Sad news today, to hear of the passing of the ELDER of the Manuela Miranda family, whose lives were ripped apart in the first mass disenrollment in the history of the Pechanga Band of Luiseno Indians.
In her search for justice, she opened her home to protesters, to provide sustenance, support and guidance.
Grandson John Gomez Jr posted this on his Facebook page in her honor:
Earlier this morning, my Grams, Juanita D. Sanchez passed on. Born on June 24, 1927 at her family's ranch near San Jacinto, California, my Grams was one of ten children born to Andres and Frances Salinas.
A direct descendant of Temecula Chief Pablo Apish, Grams was a proud Payoomkawish who spent her life helping and caring for others.
Grams spent over 20 years with the California State Department of Rehabilitation as a case worker and received a commendation from the California State Legislature for her work on behalf of her clients. After retiring as a State of California employee, Grams continued to serve others by donating her time and resources to numerous charities and organizations.
A member of the Pechanga Band of Luiseno Indians until 2004, Grams worked with others who had been the victim of human and civil rights violations in Indian Country. She was preceded in her death by her parents Andres and Frances as well as her 9 brothers and sisters: Jozee, Esther, Pete, William, Michael, Myrtle, Pearl, Margaret, and Beatrice.
She leaves behind her four boys, Paul,John, Arthur, and Alfred, and a large number of grandchildren, great-grandchildren, nieces, and nephews.
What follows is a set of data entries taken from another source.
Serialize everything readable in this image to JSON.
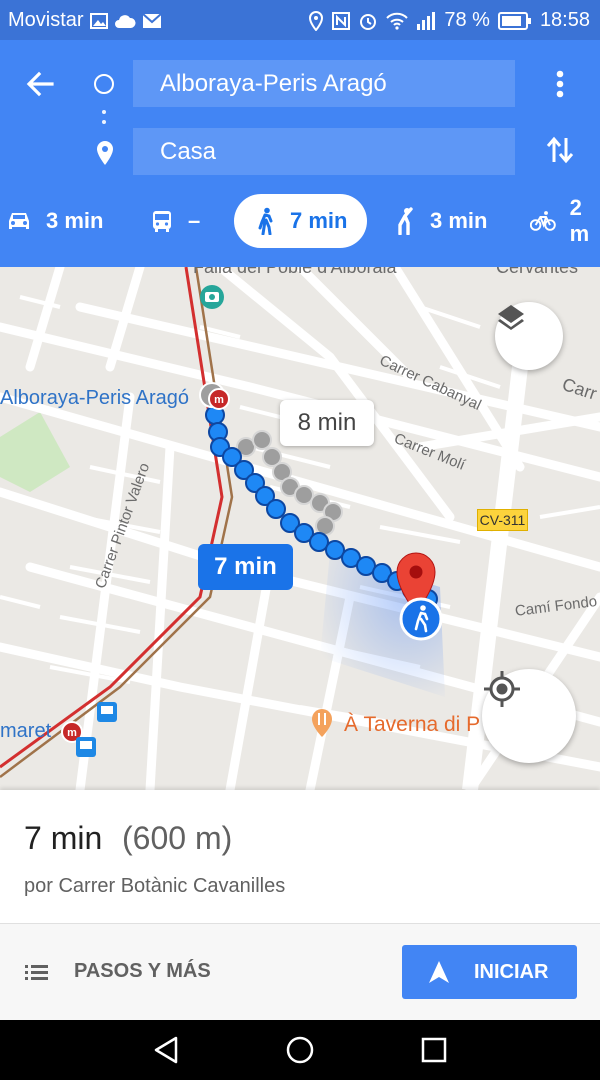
{
  "status_bar": {
    "carrier": "Movistar",
    "battery": "78 %",
    "time": "18:58"
  },
  "directions": {
    "origin": "Alboraya-Peris Aragó",
    "destination": "Casa",
    "modes": [
      {
        "mode": "car",
        "icon": "car-icon",
        "time": "3 min"
      },
      {
        "mode": "transit",
        "icon": "bus-icon",
        "time": "–"
      },
      {
        "mode": "walk",
        "icon": "walk-icon",
        "time": "7 min",
        "selected": true
      },
      {
        "mode": "ride",
        "icon": "ride-hail-icon",
        "time": "3 min"
      },
      {
        "mode": "bike",
        "icon": "bicycle-icon",
        "time": "2 m"
      }
    ]
  },
  "map": {
    "labels": {
      "top_street": "Falla del Poble d'Alboraia",
      "cervantes": "Cervantes",
      "cabanyal": "Carrer Cabanyal",
      "moli": "Carrer Molí",
      "pintor": "Carrer Pintor Valero",
      "cami_fondo": "Camí Fondo",
      "carr": "Carr",
      "station": "Alboraya-Peris Aragó",
      "maret": "maret",
      "cv_road": "CV-311",
      "poi": "À Taverna di P"
    },
    "route_time_main": "7 min",
    "route_time_alt": "8 min",
    "colors": {
      "route": "#1a73e8",
      "alt_route": "#9e9e9e",
      "metro": "#c62828",
      "pin": "#ea4335"
    }
  },
  "summary": {
    "time": "7 min",
    "distance": "(600 m)",
    "via": "por Carrer Botànic Cavanilles"
  },
  "actions": {
    "steps_label": "PASOS Y MÁS",
    "start_label": "INICIAR"
  }
}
Services will be held next week in Murrieta, California and Grams will be laid to rest at San Jacinto Valley Cemetery near her mother and grandmother.